Granny was sure the cat or the snake either would bring down a plague, and what did a totally clueless punk who loved creatures knew about plagues? Or had lived through holding down her mother while they sawed her leg off without anesthesia? Granny never discussed it in my presence, and I have no conception of what that could have been like.
The cat weighed all of eight pounds and the snake how many ounces? Logic is moment to moment.
When the cat delivered her kittens in the back bushes, it was too much for my grandmother. No money to spend on nonessentials, no money period. Already in her seventies she’d left a home in Pennsylvania to care for her daughter’s offspring. Life was brutal, and I witnessed it earlier than some.
While yet a child, I was instructed that humans alone are sentient. They taught me that we should husband earth’s lesser creatures. The Bible told me so (as did the nuns). To rescue a solitary husky is hard enough at times. I have to rescue the rest of them, too?
Sitting on the deck tonight with Layla, I might have heard her mutter ‘damn cat’ eying the neighbor’s feline doing a slow, investigatory circuit across the way. In the year and a half since she’d been with us, she’s learned it isn’t necessary to scream full-voiced to convey how she feels about felines.

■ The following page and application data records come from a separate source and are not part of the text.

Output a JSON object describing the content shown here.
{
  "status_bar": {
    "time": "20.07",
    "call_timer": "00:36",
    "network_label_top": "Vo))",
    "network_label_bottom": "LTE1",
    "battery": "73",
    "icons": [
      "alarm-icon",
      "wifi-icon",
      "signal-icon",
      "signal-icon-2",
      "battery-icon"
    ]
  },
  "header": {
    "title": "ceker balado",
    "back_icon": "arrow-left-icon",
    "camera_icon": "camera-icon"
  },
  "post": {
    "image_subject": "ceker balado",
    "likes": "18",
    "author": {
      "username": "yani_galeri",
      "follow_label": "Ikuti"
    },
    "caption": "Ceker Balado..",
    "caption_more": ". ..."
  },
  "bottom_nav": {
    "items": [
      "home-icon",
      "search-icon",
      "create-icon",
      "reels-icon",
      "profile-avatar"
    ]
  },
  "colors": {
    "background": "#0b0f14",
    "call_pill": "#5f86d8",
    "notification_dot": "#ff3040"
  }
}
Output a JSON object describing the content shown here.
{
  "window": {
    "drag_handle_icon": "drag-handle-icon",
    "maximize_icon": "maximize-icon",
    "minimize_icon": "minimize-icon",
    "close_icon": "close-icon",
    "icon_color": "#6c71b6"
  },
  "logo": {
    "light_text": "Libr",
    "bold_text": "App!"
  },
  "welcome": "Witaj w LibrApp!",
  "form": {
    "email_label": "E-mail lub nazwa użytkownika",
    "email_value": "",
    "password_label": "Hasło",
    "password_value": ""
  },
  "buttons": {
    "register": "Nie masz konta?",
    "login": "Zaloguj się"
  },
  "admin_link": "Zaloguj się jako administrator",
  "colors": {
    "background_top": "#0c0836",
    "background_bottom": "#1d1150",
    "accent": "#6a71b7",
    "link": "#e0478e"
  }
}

Dogs learn their wisdom in time.
[i] Cane Corso is an Italian square-jawed dog with attitude.
[ii] White Fang by Jack London propelled the first creative story I ever wrote. That I can remember.